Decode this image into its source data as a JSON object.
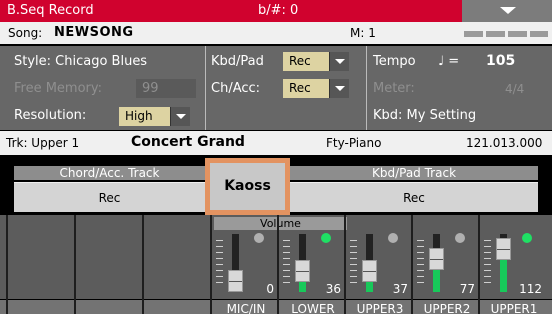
{
  "titlebar": {
    "title": "B.Seq Record",
    "accidental": "b/#: 0",
    "bg": "#d0022e"
  },
  "song": {
    "label": "Song:",
    "name": "NEWSONG",
    "measure": "M: 1"
  },
  "panel": {
    "style": "Style: Chicago Blues",
    "free_memory_label": "Free Memory:",
    "free_memory_value": "99",
    "resolution_label": "Resolution:",
    "resolution_value": "High",
    "kbd_pad_label": "Kbd/Pad",
    "kbd_pad_value": "Rec",
    "ch_acc_label": "Ch/Acc:",
    "ch_acc_value": "Rec",
    "tempo_label": "Tempo",
    "tempo_note": "♩ =",
    "tempo_value": "105",
    "meter_label": "Meter:",
    "meter_value": "4/4",
    "kbd_setting": "Kbd: My Setting"
  },
  "track": {
    "trk": "Trk: Upper 1",
    "sound": "Concert Grand",
    "category": "Fty-Piano",
    "number": "121.013.000"
  },
  "kaoss": {
    "label": "Kaoss",
    "accent": "#e39361"
  },
  "chord_acc": {
    "header": "Chord/Acc. Track",
    "value": "Rec"
  },
  "kbd_pad_track": {
    "header": "Kbd/Pad Track",
    "value": "Rec"
  },
  "mixer": {
    "volume_header": "Volume",
    "channels": [
      {
        "name": "MIC/IN",
        "value": "0",
        "level": 0.0,
        "led": "off"
      },
      {
        "name": "LOWER",
        "value": "36",
        "level": 0.28,
        "led": "on"
      },
      {
        "name": "UPPER3",
        "value": "37",
        "level": 0.29,
        "led": "off"
      },
      {
        "name": "UPPER2",
        "value": "77",
        "level": 0.61,
        "led": "off"
      },
      {
        "name": "UPPER1",
        "value": "112",
        "level": 0.88,
        "led": "on"
      }
    ],
    "led_on_color": "#1fe064"
  }
}
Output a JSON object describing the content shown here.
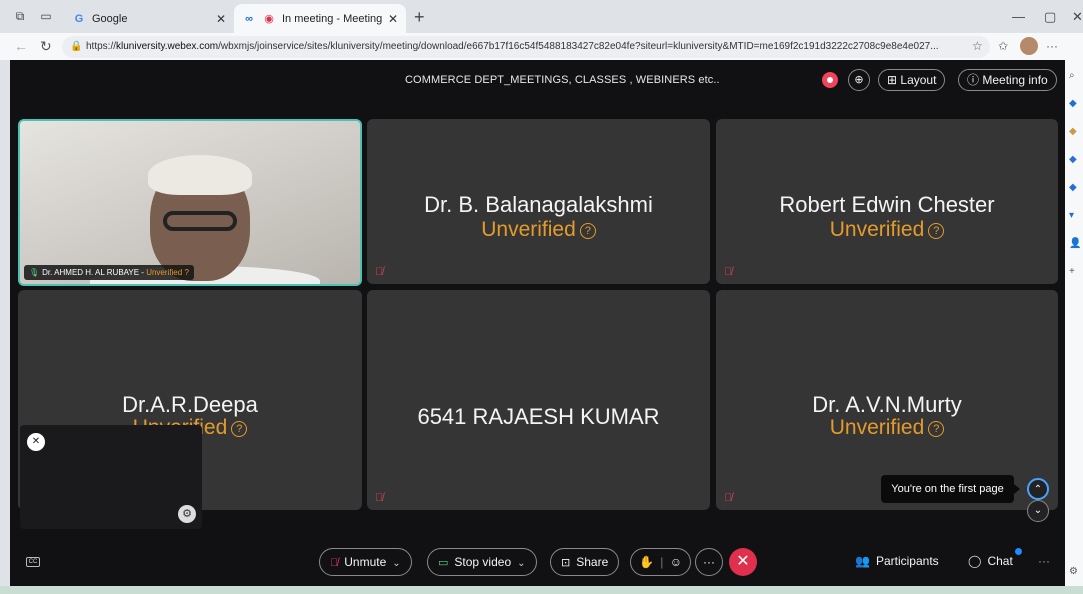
{
  "browser": {
    "tabs": [
      {
        "title": "Google",
        "favicon": "G",
        "active": false
      },
      {
        "title": "In meeting - Meeting - Webe",
        "favicon": "∞",
        "active": true
      }
    ],
    "url_prefix": "https://",
    "url_host": "kluniversity.webex.com",
    "url_path": "/wbxmjs/joinservice/sites/kluniversity/meeting/download/e667b17f16c54f5488183427c82e04fe?siteurl=kluniversity&MTID=me169f2c191d3222c2708c9e8e4e027..."
  },
  "meeting": {
    "title": "COMMERCE DEPT_MEETINGS, CLASSES , WEBINERS etc..",
    "layout_label": "Layout",
    "meeting_info_label": "Meeting info",
    "participants_tiles": [
      {
        "name": "Dr. AHMED H. AL RUBAYE",
        "status": "Unverified",
        "video": true
      },
      {
        "name": "Dr. B. Balanagalakshmi",
        "status": "Unverified"
      },
      {
        "name": "Robert Edwin Chester",
        "status": "Unverified"
      },
      {
        "name": "Dr.A.R.Deepa",
        "status": "Unverified"
      },
      {
        "name": "6541 RAJAESH KUMAR",
        "status": ""
      },
      {
        "name": "Dr. A.V.N.Murty",
        "status": "Unverified"
      }
    ],
    "tooltip": "You're on the first page",
    "controls": {
      "unmute": "Unmute",
      "stop_video": "Stop video",
      "share": "Share",
      "participants": "Participants",
      "chat": "Chat"
    },
    "colors": {
      "unverified": "#e49b2b",
      "leave": "#e0304e",
      "active_speaker_border": "#49c3b5",
      "recording": "#f0445c"
    }
  }
}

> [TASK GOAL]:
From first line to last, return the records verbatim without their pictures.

> [RESULT BELOW]:
Decode this image into its source data as a JSON object.
{
  "titlebar": {
    "title": "B.Seq Record",
    "accidental": "b/#: 0",
    "bg": "#d0022e"
  },
  "song": {
    "label": "Song:",
    "name": "NEWSONG",
    "measure": "M: 1"
  },
  "panel": {
    "style": "Style: Chicago Blues",
    "free_memory_label": "Free Memory:",
    "free_memory_value": "99",
    "resolution_label": "Resolution:",
    "resolution_value": "High",
    "kbd_pad_label": "Kbd/Pad",
    "kbd_pad_value": "Rec",
    "ch_acc_label": "Ch/Acc:",
    "ch_acc_value": "Rec",
    "tempo_label": "Tempo",
    "tempo_note": "♩ =",
    "tempo_value": "105",
    "meter_label": "Meter:",
    "meter_value": "4/4",
    "kbd_setting": "Kbd: My Setting"
  },
  "track": {
    "trk": "Trk: Upper 1",
    "sound": "Concert Grand",
    "category": "Fty-Piano",
    "number": "121.013.000"
  },
  "kaoss": {
    "label": "Kaoss",
    "accent": "#e39361"
  },
  "chord_acc": {
    "header": "Chord/Acc. Track",
    "value": "Rec"
  },
  "kbd_pad_track": {
    "header": "Kbd/Pad Track",
    "value": "Rec"
  },
  "mixer": {
    "volume_header": "Volume",
    "channels": [
      {
        "name": "MIC/IN",
        "value": "0",
        "level": 0.0,
        "led": "off"
      },
      {
        "name": "LOWER",
        "value": "36",
        "level": 0.28,
        "led": "on"
      },
      {
        "name": "UPPER3",
        "value": "37",
        "level": 0.29,
        "led": "off"
      },
      {
        "name": "UPPER2",
        "value": "77",
        "level": 0.61,
        "led": "off"
      },
      {
        "name": "UPPER1",
        "value": "112",
        "level": 0.88,
        "led": "on"
      }
    ],
    "led_on_color": "#1fe064"
  }
}
Output a JSON object describing the content shown here.
{
  "browser": {
    "tabs": [
      {
        "title": "Google",
        "favicon": "G",
        "active": false
      },
      {
        "title": "In meeting - Meeting - Webe",
        "favicon": "∞",
        "active": true
      }
    ],
    "url_prefix": "https://",
    "url_host": "kluniversity.webex.com",
    "url_path": "/wbxmjs/joinservice/sites/kluniversity/meeting/download/e667b17f16c54f5488183427c82e04fe?siteurl=kluniversity&MTID=me169f2c191d3222c2708c9e8e4e027..."
  },
  "meeting": {
    "title": "COMMERCE DEPT_MEETINGS, CLASSES , WEBINERS etc..",
    "layout_label": "Layout",
    "meeting_info_label": "Meeting info",
    "participants_tiles": [
      {
        "name": "Dr. AHMED H. AL RUBAYE",
        "status": "Unverified",
        "video": true
      },
      {
        "name": "Dr. B. Balanagalakshmi",
        "status": "Unverified"
      },
      {
        "name": "Robert Edwin Chester",
        "status": "Unverified"
      },
      {
        "name": "Dr.A.R.Deepa",
        "status": "Unverified"
      },
      {
        "name": "6541 RAJAESH KUMAR",
        "status": ""
      },
      {
        "name": "Dr. A.V.N.Murty",
        "status": "Unverified"
      }
    ],
    "tooltip": "You're on the first page",
    "controls": {
      "unmute": "Unmute",
      "stop_video": "Stop video",
      "share": "Share",
      "participants": "Participants",
      "chat": "Chat"
    },
    "colors": {
      "unverified": "#e49b2b",
      "leave": "#e0304e",
      "active_speaker_border": "#49c3b5",
      "recording": "#f0445c"
    }
  }
}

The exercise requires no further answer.